# TASK TO COMPLETE:
Set down every entry exactly as it was written.

★ ★ ★ ★ ★ ★ ★

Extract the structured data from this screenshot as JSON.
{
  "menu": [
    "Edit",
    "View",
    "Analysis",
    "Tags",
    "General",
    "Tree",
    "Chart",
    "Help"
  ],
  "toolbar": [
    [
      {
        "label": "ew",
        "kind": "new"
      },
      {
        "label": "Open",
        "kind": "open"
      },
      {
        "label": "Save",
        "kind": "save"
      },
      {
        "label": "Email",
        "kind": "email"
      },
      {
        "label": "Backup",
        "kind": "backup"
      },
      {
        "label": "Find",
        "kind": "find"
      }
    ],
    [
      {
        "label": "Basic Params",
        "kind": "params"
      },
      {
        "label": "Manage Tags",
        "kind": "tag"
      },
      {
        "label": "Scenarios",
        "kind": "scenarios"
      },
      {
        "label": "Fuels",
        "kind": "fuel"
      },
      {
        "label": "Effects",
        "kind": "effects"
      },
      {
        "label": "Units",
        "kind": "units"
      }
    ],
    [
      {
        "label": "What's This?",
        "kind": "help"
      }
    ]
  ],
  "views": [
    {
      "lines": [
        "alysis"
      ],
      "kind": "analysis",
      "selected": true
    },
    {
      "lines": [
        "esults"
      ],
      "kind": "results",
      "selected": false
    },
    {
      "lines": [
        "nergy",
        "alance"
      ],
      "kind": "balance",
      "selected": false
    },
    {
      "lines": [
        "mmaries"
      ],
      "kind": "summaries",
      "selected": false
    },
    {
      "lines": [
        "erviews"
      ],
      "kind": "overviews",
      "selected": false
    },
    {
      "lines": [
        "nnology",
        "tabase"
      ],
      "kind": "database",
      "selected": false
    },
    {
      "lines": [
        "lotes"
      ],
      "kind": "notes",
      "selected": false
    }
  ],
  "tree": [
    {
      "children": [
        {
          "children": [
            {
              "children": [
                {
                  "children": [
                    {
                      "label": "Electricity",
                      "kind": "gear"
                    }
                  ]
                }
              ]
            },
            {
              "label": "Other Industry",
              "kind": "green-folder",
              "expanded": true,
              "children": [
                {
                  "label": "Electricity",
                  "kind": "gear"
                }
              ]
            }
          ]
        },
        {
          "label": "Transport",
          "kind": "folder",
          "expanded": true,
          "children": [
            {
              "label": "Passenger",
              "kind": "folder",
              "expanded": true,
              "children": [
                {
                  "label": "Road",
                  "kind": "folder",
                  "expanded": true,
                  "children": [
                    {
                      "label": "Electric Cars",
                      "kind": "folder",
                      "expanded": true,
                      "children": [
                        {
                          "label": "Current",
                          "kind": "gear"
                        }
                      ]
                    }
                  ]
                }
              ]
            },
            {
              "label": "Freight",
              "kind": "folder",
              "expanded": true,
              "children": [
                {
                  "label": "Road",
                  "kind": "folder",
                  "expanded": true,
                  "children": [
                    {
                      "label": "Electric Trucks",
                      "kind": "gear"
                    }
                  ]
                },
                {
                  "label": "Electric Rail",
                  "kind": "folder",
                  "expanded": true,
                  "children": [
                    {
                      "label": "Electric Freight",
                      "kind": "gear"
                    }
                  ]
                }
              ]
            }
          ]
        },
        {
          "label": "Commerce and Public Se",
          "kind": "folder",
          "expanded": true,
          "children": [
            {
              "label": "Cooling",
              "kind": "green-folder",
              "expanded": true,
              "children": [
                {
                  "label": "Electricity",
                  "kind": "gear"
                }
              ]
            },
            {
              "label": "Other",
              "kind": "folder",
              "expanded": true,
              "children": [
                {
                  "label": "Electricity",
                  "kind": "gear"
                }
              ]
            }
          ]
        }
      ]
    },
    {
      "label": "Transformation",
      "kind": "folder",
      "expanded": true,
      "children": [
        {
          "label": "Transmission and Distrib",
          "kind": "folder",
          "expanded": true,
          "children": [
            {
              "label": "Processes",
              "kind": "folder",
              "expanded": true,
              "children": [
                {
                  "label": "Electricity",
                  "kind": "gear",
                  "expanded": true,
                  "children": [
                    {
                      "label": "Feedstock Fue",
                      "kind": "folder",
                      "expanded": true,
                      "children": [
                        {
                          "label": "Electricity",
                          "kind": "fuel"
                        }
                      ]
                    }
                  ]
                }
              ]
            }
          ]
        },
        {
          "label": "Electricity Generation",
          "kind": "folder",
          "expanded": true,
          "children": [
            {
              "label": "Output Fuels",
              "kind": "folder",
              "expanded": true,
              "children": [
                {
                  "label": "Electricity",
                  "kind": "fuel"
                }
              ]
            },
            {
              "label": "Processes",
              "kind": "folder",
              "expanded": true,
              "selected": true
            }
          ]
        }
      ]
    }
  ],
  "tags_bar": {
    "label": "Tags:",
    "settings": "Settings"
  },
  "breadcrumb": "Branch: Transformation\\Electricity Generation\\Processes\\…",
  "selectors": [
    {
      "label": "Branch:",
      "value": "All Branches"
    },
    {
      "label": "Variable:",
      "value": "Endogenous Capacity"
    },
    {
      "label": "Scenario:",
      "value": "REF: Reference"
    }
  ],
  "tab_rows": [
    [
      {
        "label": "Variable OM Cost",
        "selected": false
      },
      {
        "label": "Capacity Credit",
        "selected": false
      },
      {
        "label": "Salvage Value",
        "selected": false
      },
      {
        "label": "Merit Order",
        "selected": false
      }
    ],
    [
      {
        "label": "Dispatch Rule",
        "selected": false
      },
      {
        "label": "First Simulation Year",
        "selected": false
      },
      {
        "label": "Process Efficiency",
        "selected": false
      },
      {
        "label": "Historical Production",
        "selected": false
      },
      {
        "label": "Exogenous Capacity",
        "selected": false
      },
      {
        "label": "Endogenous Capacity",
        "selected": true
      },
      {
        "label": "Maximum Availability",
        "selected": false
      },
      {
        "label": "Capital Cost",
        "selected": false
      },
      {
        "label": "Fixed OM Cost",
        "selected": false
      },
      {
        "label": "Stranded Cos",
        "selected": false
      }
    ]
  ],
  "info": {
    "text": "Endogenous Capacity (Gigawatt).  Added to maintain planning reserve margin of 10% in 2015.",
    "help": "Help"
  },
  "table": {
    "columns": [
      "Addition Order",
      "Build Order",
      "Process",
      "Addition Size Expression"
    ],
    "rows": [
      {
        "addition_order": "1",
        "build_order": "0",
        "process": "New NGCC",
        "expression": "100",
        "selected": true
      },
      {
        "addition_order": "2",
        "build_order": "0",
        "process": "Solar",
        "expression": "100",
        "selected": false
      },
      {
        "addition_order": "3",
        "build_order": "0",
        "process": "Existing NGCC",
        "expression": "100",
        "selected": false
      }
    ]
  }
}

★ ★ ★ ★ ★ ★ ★

# TASK RESULT:
Extract the structured data from this screenshot as JSON.
{
  "menu": [
    "Edit",
    "View",
    "Analysis",
    "Tags",
    "General",
    "Tree",
    "Chart",
    "Help"
  ],
  "toolbar": [
    [
      {
        "label": "ew",
        "kind": "new"
      },
      {
        "label": "Open",
        "kind": "open"
      },
      {
        "label": "Save",
        "kind": "save"
      },
      {
        "label": "Email",
        "kind": "email"
      },
      {
        "label": "Backup",
        "kind": "backup"
      },
      {
        "label": "Find",
        "kind": "find"
      }
    ],
    [
      {
        "label": "Basic Params",
        "kind": "params"
      },
      {
        "label": "Manage Tags",
        "kind": "tag"
      },
      {
        "label": "Scenarios",
        "kind": "scenarios"
      },
      {
        "label": "Fuels",
        "kind": "fuel"
      },
      {
        "label": "Effects",
        "kind": "effects"
      },
      {
        "label": "Units",
        "kind": "units"
      }
    ],
    [
      {
        "label": "What's This?",
        "kind": "help"
      }
    ]
  ],
  "views": [
    {
      "lines": [
        "alysis"
      ],
      "kind": "analysis",
      "selected": true
    },
    {
      "lines": [
        "esults"
      ],
      "kind": "results",
      "selected": false
    },
    {
      "lines": [
        "nergy",
        "alance"
      ],
      "kind": "balance",
      "selected": false
    },
    {
      "lines": [
        "mmaries"
      ],
      "kind": "summaries",
      "selected": false
    },
    {
      "lines": [
        "erviews"
      ],
      "kind": "overviews",
      "selected": false
    },
    {
      "lines": [
        "nnology",
        "tabase"
      ],
      "kind": "database",
      "selected": false
    },
    {
      "lines": [
        "lotes"
      ],
      "kind": "notes",
      "selected": false
    }
  ],
  "tree": [
    {
      "children": [
        {
          "children": [
            {
              "children": [
                {
                  "children": [
                    {
                      "label": "Electricity",
                      "kind": "gear"
                    }
                  ]
                }
              ]
            },
            {
              "label": "Other Industry",
              "kind": "green-folder",
              "expanded": true,
              "children": [
                {
                  "label": "Electricity",
                  "kind": "gear"
                }
              ]
            }
          ]
        },
        {
          "label": "Transport",
          "kind": "folder",
          "expanded": true,
          "children": [
            {
              "label": "Passenger",
              "kind": "folder",
              "expanded": true,
              "children": [
                {
                  "label": "Road",
                  "kind": "folder",
                  "expanded": true,
                  "children": [
                    {
                      "label": "Electric Cars",
                      "kind": "folder",
                      "expanded": true,
                      "children": [
                        {
                          "label": "Current",
                          "kind": "gear"
                        }
                      ]
                    }
                  ]
                }
              ]
            },
            {
              "label": "Freight",
              "kind": "folder",
              "expanded": true,
              "children": [
                {
                  "label": "Road",
                  "kind": "folder",
                  "expanded": true,
                  "children": [
                    {
                      "label": "Electric Trucks",
                      "kind": "gear"
                    }
                  ]
                },
                {
                  "label": "Electric Rail",
                  "kind": "folder",
                  "expanded": true,
                  "children": [
                    {
                      "label": "Electric Freight",
                      "kind": "gear"
                    }
                  ]
                }
              ]
            }
          ]
        },
        {
          "label": "Commerce and Public Se",
          "kind": "folder",
          "expanded": true,
          "children": [
            {
              "label": "Cooling",
              "kind": "green-folder",
              "expanded": true,
              "children": [
                {
                  "label": "Electricity",
                  "kind": "gear"
                }
              ]
            },
            {
              "label": "Other",
              "kind": "folder",
              "expanded": true,
              "children": [
                {
                  "label": "Electricity",
                  "kind": "gear"
                }
              ]
            }
          ]
        }
      ]
    },
    {
      "label": "Transformation",
      "kind": "folder",
      "expanded": true,
      "children": [
        {
          "label": "Transmission and Distrib",
          "kind": "folder",
          "expanded": true,
          "children": [
            {
              "label": "Processes",
              "kind": "folder",
              "expanded": true,
              "children": [
                {
                  "label": "Electricity",
                  "kind": "gear",
                  "expanded": true,
                  "children": [
                    {
                      "label": "Feedstock Fue",
                      "kind": "folder",
                      "expanded": true,
                      "children": [
                        {
                          "label": "Electricity",
                          "kind": "fuel"
                        }
                      ]
                    }
                  ]
                }
              ]
            }
          ]
        },
        {
          "label": "Electricity Generation",
          "kind": "folder",
          "expanded": true,
          "children": [
            {
              "label": "Output Fuels",
              "kind": "folder",
              "expanded": true,
              "children": [
                {
                  "label": "Electricity",
                  "kind": "fuel"
                }
              ]
            },
            {
              "label": "Processes",
              "kind": "folder",
              "expanded": true,
              "selected": true
            }
          ]
        }
      ]
    }
  ],
  "tags_bar": {
    "label": "Tags:",
    "settings": "Settings"
  },
  "breadcrumb": "Branch: Transformation\\Electricity Generation\\Processes\\…",
  "selectors": [
    {
      "label": "Branch:",
      "value": "All Branches"
    },
    {
      "label": "Variable:",
      "value": "Endogenous Capacity"
    },
    {
      "label": "Scenario:",
      "value": "REF: Reference"
    }
  ],
  "tab_rows": [
    [
      {
        "label": "Variable OM Cost",
        "selected": false
      },
      {
        "label": "Capacity Credit",
        "selected": false
      },
      {
        "label": "Salvage Value",
        "selected": false
      },
      {
        "label": "Merit Order",
        "selected": false
      }
    ],
    [
      {
        "label": "Dispatch Rule",
        "selected": false
      },
      {
        "label": "First Simulation Year",
        "selected": false
      },
      {
        "label": "Process Efficiency",
        "selected": false
      },
      {
        "label": "Historical Production",
        "selected": false
      },
      {
        "label": "Exogenous Capacity",
        "selected": false
      },
      {
        "label": "Endogenous Capacity",
        "selected": true
      },
      {
        "label": "Maximum Availability",
        "selected": false
      },
      {
        "label": "Capital Cost",
        "selected": false
      },
      {
        "label": "Fixed OM Cost",
        "selected": false
      },
      {
        "label": "Stranded Cos",
        "selected": false
      }
    ]
  ],
  "info": {
    "text": "Endogenous Capacity (Gigawatt).  Added to maintain planning reserve margin of 10% in 2015.",
    "help": "Help"
  },
  "table": {
    "columns": [
      "Addition Order",
      "Build Order",
      "Process",
      "Addition Size Expression"
    ],
    "rows": [
      {
        "addition_order": "1",
        "build_order": "0",
        "process": "New NGCC",
        "expression": "100",
        "selected": true
      },
      {
        "addition_order": "2",
        "build_order": "0",
        "process": "Solar",
        "expression": "100",
        "selected": false
      },
      {
        "addition_order": "3",
        "build_order": "0",
        "process": "Existing NGCC",
        "expression": "100",
        "selected": false
      }
    ]
  }
}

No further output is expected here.